Problem requirements:
Please return the entries, omitting and altering nothing.

[Records from a data collection]
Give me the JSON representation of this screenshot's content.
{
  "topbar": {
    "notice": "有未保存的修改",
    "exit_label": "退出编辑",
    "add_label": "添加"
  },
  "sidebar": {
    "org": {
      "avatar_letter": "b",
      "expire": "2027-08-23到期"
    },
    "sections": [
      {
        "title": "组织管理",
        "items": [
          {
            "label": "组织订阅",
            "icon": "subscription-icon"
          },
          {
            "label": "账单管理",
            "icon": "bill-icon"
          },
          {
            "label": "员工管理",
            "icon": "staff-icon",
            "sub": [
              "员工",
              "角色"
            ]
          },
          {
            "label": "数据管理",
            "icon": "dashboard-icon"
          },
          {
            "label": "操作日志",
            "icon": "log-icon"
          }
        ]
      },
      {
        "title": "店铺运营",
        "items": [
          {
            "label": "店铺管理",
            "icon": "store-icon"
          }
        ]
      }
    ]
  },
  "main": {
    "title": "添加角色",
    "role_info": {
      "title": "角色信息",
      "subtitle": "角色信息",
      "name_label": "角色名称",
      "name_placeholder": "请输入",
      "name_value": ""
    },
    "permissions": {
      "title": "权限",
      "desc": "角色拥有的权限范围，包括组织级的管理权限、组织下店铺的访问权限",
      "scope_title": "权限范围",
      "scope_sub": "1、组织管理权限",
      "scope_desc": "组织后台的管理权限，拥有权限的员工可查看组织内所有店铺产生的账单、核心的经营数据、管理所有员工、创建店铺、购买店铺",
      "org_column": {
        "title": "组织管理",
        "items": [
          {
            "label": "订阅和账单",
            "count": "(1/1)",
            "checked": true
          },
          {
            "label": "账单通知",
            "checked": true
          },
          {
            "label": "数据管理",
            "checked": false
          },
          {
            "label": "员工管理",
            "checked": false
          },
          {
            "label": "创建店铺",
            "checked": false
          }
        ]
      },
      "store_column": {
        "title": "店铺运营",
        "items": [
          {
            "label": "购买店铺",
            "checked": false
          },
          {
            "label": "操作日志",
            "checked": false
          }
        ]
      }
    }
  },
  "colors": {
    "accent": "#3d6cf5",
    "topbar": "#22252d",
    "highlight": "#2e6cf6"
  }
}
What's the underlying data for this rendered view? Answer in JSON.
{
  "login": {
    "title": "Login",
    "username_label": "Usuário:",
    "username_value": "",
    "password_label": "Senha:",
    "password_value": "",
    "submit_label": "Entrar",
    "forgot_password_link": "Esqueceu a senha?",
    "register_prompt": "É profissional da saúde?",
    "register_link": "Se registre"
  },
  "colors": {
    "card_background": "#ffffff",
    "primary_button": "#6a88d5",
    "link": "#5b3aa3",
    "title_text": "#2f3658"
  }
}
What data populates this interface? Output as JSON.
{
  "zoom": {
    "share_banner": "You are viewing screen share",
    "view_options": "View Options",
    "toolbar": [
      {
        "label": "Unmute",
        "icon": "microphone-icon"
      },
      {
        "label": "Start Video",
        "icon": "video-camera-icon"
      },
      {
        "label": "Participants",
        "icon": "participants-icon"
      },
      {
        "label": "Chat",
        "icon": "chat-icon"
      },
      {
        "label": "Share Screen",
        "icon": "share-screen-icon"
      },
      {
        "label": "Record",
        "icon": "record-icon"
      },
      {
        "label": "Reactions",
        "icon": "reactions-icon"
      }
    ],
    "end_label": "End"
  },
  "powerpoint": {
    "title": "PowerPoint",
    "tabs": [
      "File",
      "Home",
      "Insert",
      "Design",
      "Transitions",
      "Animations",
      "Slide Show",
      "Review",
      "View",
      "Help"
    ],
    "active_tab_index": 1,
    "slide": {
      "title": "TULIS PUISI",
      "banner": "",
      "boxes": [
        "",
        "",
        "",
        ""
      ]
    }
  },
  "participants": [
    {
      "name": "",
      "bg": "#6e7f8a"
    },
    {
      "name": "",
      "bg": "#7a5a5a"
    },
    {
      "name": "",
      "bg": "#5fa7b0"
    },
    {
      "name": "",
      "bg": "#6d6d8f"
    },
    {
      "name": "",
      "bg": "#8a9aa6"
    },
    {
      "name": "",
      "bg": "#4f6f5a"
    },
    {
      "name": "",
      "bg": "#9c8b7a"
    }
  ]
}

Written response:
Give me the JSON representation of this screenshot's content.
{
  "topbar": {
    "notice": "有未保存的修改",
    "exit_label": "退出编辑",
    "add_label": "添加"
  },
  "sidebar": {
    "org": {
      "avatar_letter": "b",
      "expire": "2027-08-23到期"
    },
    "sections": [
      {
        "title": "组织管理",
        "items": [
          {
            "label": "组织订阅",
            "icon": "subscription-icon"
          },
          {
            "label": "账单管理",
            "icon": "bill-icon"
          },
          {
            "label": "员工管理",
            "icon": "staff-icon",
            "sub": [
              "员工",
              "角色"
            ]
          },
          {
            "label": "数据管理",
            "icon": "dashboard-icon"
          },
          {
            "label": "操作日志",
            "icon": "log-icon"
          }
        ]
      },
      {
        "title": "店铺运营",
        "items": [
          {
            "label": "店铺管理",
            "icon": "store-icon"
          }
        ]
      }
    ]
  },
  "main": {
    "title": "添加角色",
    "role_info": {
      "title": "角色信息",
      "subtitle": "角色信息",
      "name_label": "角色名称",
      "name_placeholder": "请输入",
      "name_value": ""
    },
    "permissions": {
      "title": "权限",
      "desc": "角色拥有的权限范围，包括组织级的管理权限、组织下店铺的访问权限",
      "scope_title": "权限范围",
      "scope_sub": "1、组织管理权限",
      "scope_desc": "组织后台的管理权限，拥有权限的员工可查看组织内所有店铺产生的账单、核心的经营数据、管理所有员工、创建店铺、购买店铺",
      "org_column": {
        "title": "组织管理",
        "items": [
          {
            "label": "订阅和账单",
            "count": "(1/1)",
            "checked": true
          },
          {
            "label": "账单通知",
            "checked": true
          },
          {
            "label": "数据管理",
            "checked": false
          },
          {
            "label": "员工管理",
            "checked": false
          },
          {
            "label": "创建店铺",
            "checked": false
          }
        ]
      },
      "store_column": {
        "title": "店铺运营",
        "items": [
          {
            "label": "购买店铺",
            "checked": false
          },
          {
            "label": "操作日志",
            "checked": false
          }
        ]
      }
    }
  },
  "colors": {
    "accent": "#3d6cf5",
    "topbar": "#22252d",
    "highlight": "#2e6cf6"
  }
}
What's the underlying data for this rendered view? Answer in JSON.
{
  "login": {
    "title": "Login",
    "username_label": "Usuário:",
    "username_value": "",
    "password_label": "Senha:",
    "password_value": "",
    "submit_label": "Entrar",
    "forgot_password_link": "Esqueceu a senha?",
    "register_prompt": "É profissional da saúde?",
    "register_link": "Se registre"
  },
  "colors": {
    "card_background": "#ffffff",
    "primary_button": "#6a88d5",
    "link": "#5b3aa3",
    "title_text": "#2f3658"
  }
}
What data populates this interface? Output as JSON.
{
  "zoom": {
    "share_banner": "You are viewing screen share",
    "view_options": "View Options",
    "toolbar": [
      {
        "label": "Unmute",
        "icon": "microphone-icon"
      },
      {
        "label": "Start Video",
        "icon": "video-camera-icon"
      },
      {
        "label": "Participants",
        "icon": "participants-icon"
      },
      {
        "label": "Chat",
        "icon": "chat-icon"
      },
      {
        "label": "Share Screen",
        "icon": "share-screen-icon"
      },
      {
        "label": "Record",
        "icon": "record-icon"
      },
      {
        "label": "Reactions",
        "icon": "reactions-icon"
      }
    ],
    "end_label": "End"
  },
  "powerpoint": {
    "title": "PowerPoint",
    "tabs": [
      "File",
      "Home",
      "Insert",
      "Design",
      "Transitions",
      "Animations",
      "Slide Show",
      "Review",
      "View",
      "Help"
    ],
    "active_tab_index": 1,
    "slide": {
      "title": "TULIS PUISI",
      "banner": "",
      "boxes": [
        "",
        "",
        "",
        ""
      ]
    }
  },
  "participants": [
    {
      "name": "",
      "bg": "#6e7f8a"
    },
    {
      "name": "",
      "bg": "#7a5a5a"
    },
    {
      "name": "",
      "bg": "#5fa7b0"
    },
    {
      "name": "",
      "bg": "#6d6d8f"
    },
    {
      "name": "",
      "bg": "#8a9aa6"
    },
    {
      "name": "",
      "bg": "#4f6f5a"
    },
    {
      "name": "",
      "bg": "#9c8b7a"
    }
  ]
}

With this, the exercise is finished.